    + CategoryInfo          : InvalidOperation: (:) [Stop-Transcript], PSInvalidOperationException
    + FullyQualifiedErrorId : InvalidOperation,Microsoft.PowerShell.Commands.StopTranscriptCommand

with a transcript (again, stripped to its essentials) of

Transcript started, output file is ...
PS>$pool = [System.Management.Automation.Runspaces.RunspaceFactory]::CreateRunspacePool(1,1)
PS>$pool.Open()
PS># do stuff...
PS>$pool.Close()
**********************
Windows PowerShell transcript end

with nothing after the Close() showing up.

It turns out that, however you create a runspace, even if using an instance of a custom PSHost subclass and explicitly minting one through CreateRunspace(), the runspace will still get attached to an internal PSHost subtype, which couples it to a whole web of other internal and/or sealed types, eventually linking it to the transcription state of the overall PowerShell session. And when a runspace closes, it closes all open transcripts attached to it.

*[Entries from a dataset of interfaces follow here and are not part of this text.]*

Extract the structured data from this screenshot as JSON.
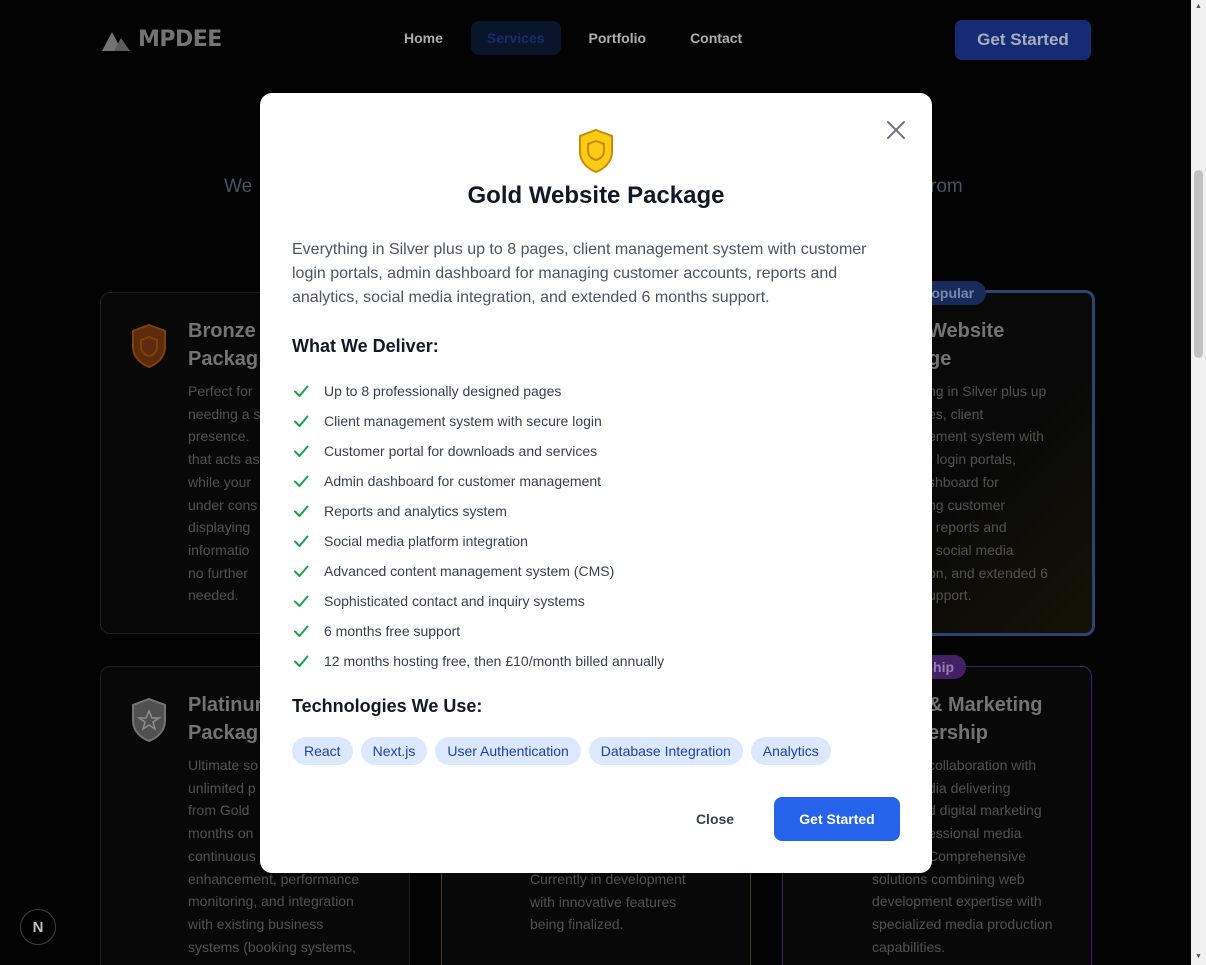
{
  "header": {
    "logo_text": "MPDEE",
    "nav": [
      "Home",
      "Services",
      "Portfolio",
      "Contact"
    ],
    "active_nav": "Services",
    "cta_label": "Get Started"
  },
  "background": {
    "subtitle_left": "We",
    "subtitle_right": "rom",
    "cards": {
      "bronze": {
        "title_lines": [
          "Bronze",
          "Packag"
        ],
        "text_lines": [
          "Perfect for",
          "needing a s",
          "presence. ",
          "that acts as",
          "while your",
          "under cons",
          "displaying",
          "informatio",
          "no further",
          "needed."
        ]
      },
      "gold": {
        "badge": "Popular",
        "title_lines": [
          "Website",
          "ge"
        ],
        "text_lines": [
          "ng in Silver plus up",
          "es, client",
          "ement system with",
          "r login portals,",
          "shboard for",
          "ng customer",
          ", reports and",
          ", social media",
          "on, and extended 6",
          "upport."
        ]
      },
      "platinum": {
        "title_lines": [
          "Platinum",
          "Packag"
        ],
        "text_lines": [
          "Ultimate so",
          "unlimited p",
          "from Gold",
          "months on",
          "continuous",
          "enhancement, performance",
          "monitoring, and integration",
          "with existing business",
          "systems (booking systems,"
        ]
      },
      "middle": {
        "text_lines": [
          "Currently in development",
          "with innovative features",
          "being finalized."
        ]
      },
      "media": {
        "badge": "ership",
        "title_lines": [
          "& Marketing",
          "ership"
        ],
        "text_lines": [
          "collaboration with",
          "dia delivering",
          "d digital marketing",
          "essional media",
          "Comprehensive",
          "solutions combining web",
          "development expertise with",
          "specialized media production",
          "capabilities."
        ]
      }
    }
  },
  "modal": {
    "title": "Gold Website Package",
    "description": "Everything in Silver plus up to 8 pages, client management system with customer login portals, admin dashboard for managing customer accounts, reports and analytics, social media integration, and extended 6 months support.",
    "deliver_heading": "What We Deliver:",
    "features": [
      "Up to 8 professionally designed pages",
      "Client management system with secure login",
      "Customer portal for downloads and services",
      "Admin dashboard for customer management",
      "Reports and analytics system",
      "Social media platform integration",
      "Advanced content management system (CMS)",
      "Sophisticated contact and inquiry systems",
      "6 months free support",
      "12 months hosting free, then £10/month billed annually"
    ],
    "tech_heading": "Technologies We Use:",
    "technologies": [
      "React",
      "Next.js",
      "User Authentication",
      "Database Integration",
      "Analytics"
    ],
    "close_label": "Close",
    "start_label": "Get Started"
  },
  "dev_badge": "N",
  "colors": {
    "accent": "#2563eb",
    "check": "#16a34a",
    "gold": "#facc15",
    "bronze": "#b45309"
  }
}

WTF FAIL!

Fortunately, there is one public API available to us that can sever this link, and one that makes a perverse sort of sense, after you've run through all the plumbing:


which finishes with

Transcript stopped, output file is...

and a transcript that looks like

Transcript started, output file is ...

PS>$pool = [System.Management.Automation.Runspaces.RunspaceFactory]::CreateRunspacePool(1,1)
PS>$save = [System.Management.Automation.Runspaces.Runspace]::DefaultRunspace
PS>try {
    [System.Management.Automation.Runspaces.Runspace]::DefaultRunspace = $null
    $pool.Open()
    # do stuff...
    $pool.Close()
    # do more stuff...
}
finally {
    [System.Management.Automation.Runspaces.Runspace]::DefaultRunspace = $save
}
PS>Stop-Transcript
**********************
Windows PowerShell transcript end

because it turns out that, via a long chain of indirections, it is the -- fortunately thread-static -- global default runspace which is the thing that contaminates our intended-to-be-isolated worker environment.

Now, it would be understandable if runspace construction were to directly use the default runspace as a prototype, but it's nothing so obvious. It actually comes in via the UI object that is tenuously attached to the runspace reaching out to the default runspace. That's not so good, and speaks of excessive internal coupling.

Checking metrics on the assembly System.Management.Automation 3.0.0.0, we can see that it is indeed highly internally coupled, with a relational cohesion of 7.22, which is a level that is not so much coherent as positively incestuous. So while I didn't spot any other obvious booby-traps waiting to be sprung, I'm sure there are others that will rise up and bite the occasional edge-case.